Which… they’re definitely not. And the fact that they look green tells us that that’s the color they reflect the most of. Now, what’s weird about that is that green is one of the colors that the Sun emits the most of.

Yet for some reason, plants reject this huge portion of the Sun’s rays. And according to a paper that came out in June 2020, scientists believe they just might have figured out why. The team behind the study, led by a group at UC Riverside, proposed that maybe plants aren’t trying to absorb as much light as possible.

Maybe they’re also trying to absorb light that doesn’t fluctuate too much. Because, imagine you’re a leaf in a jungle canopy:. The shadows of the leaves above are constantly shifting, meaning the amount of sunlight that falls on you can vary a lot from moment to moment.

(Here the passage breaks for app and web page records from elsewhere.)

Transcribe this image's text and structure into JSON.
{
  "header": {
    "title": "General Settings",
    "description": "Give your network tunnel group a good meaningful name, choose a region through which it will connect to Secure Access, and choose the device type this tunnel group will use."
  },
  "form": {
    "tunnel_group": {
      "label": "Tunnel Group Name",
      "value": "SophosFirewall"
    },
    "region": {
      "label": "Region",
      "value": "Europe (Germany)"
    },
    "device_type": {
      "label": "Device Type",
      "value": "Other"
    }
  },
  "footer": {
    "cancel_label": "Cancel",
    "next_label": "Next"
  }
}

But a plant is kind of like an electric power grid— it’s vulnerable to sudden changes. Like, a surge in power can damage cells, whereas a sudden drop in power can mean the plant doesn’t have enough juice to keep functioning. So in nature, there’s all this variability in the amount of sunlight reaching a plant, and somehow it needs to regulate the amount of light it takes in so it never gets a harmful surge or drop in power.

And the researchers think that the colors plants absorb can help them do that. See, while plants reject green light, they absorb multiple other colors of light from either end of the spectrum. Bluer wavelengths have more energy than green, while redder ones have less.

And the researchers hypothesized that the plant averages out the energy from the different wavelengths of light it absorbs, making it more resistant to sudden shocks. The key here is that the amount of light from each wavelength can vary independently from moment to moment. So, a surge in solar energy at, say, red wavelengths, should be less destructive if it’s averaged out among all the other wavelengths the plant absorbs.

And according to the team’s hypothesis, plants are fine-tuned by evolution to absorb exactly the wavelengths that will balance each other out most effectively. If plants absorbed all the light from the Sun, they’d be much more vulnerable to its fluctuations. To investigate their idea, the researchers made a simple simulation of a chloroplast—the part of the plant where photosynthesis happens —and designed it to absorb energy from just two colors of light.

They wanted to test how simulated chloroplasts would deal with the same kind of variability natural ones face, so they used simulated sunlight and varied its brightness over time. And they learned a few things. For one, the amount of power that came out the end of the network depended on which two wavelengths the plant was absorbing.

Which makes sense: Sunlight has different intensities at different wavelengths. The more sunlight there is to absorb at those wavelengths, the more power the plant can produce. But it turned out that the difference between the two input wavelengths also mattered a lot.

When the difference between the two wavelengths was too large, the molecular network didn’t do enough to even out the noise. On the other hand, if the difference was too small, the signal got dampened too much, and the output was too low. So the best combination seemed to be sort of a compromise:.

Just the right wavelengths to absorb enough sunlight in the first place, and just enough difference between the wavelengths to handle fluctuations. And that wasn’t all. The scientists could even use the model to predict what color different photosynthesizing lifeforms should be, based only on the sunlight in their environment.

As they expected, the model told them that the ideal color for plants in normal sunlight is green. But it also showed that under a dense canopy of trees, a shade of purple is the optimal color. And sure enough, there are certain photosynthesizing bacteria living in dense forests that are exactly that shade.

So it seems like, once again, evolution has solved a complex physics problem that we didn’t even know it was working on:. It’s narrowed in on the perfect color to make plants grow. So maybe when it comes to photosynthesis, it really is easier being green.

Thank you for watching this episode of SciShow! If you liked this episode and you’re interested in learning even more about the incredible inner workings of plants, you might like our episode on how plants tell time. You can watch that right after this! [♪ OUTRO].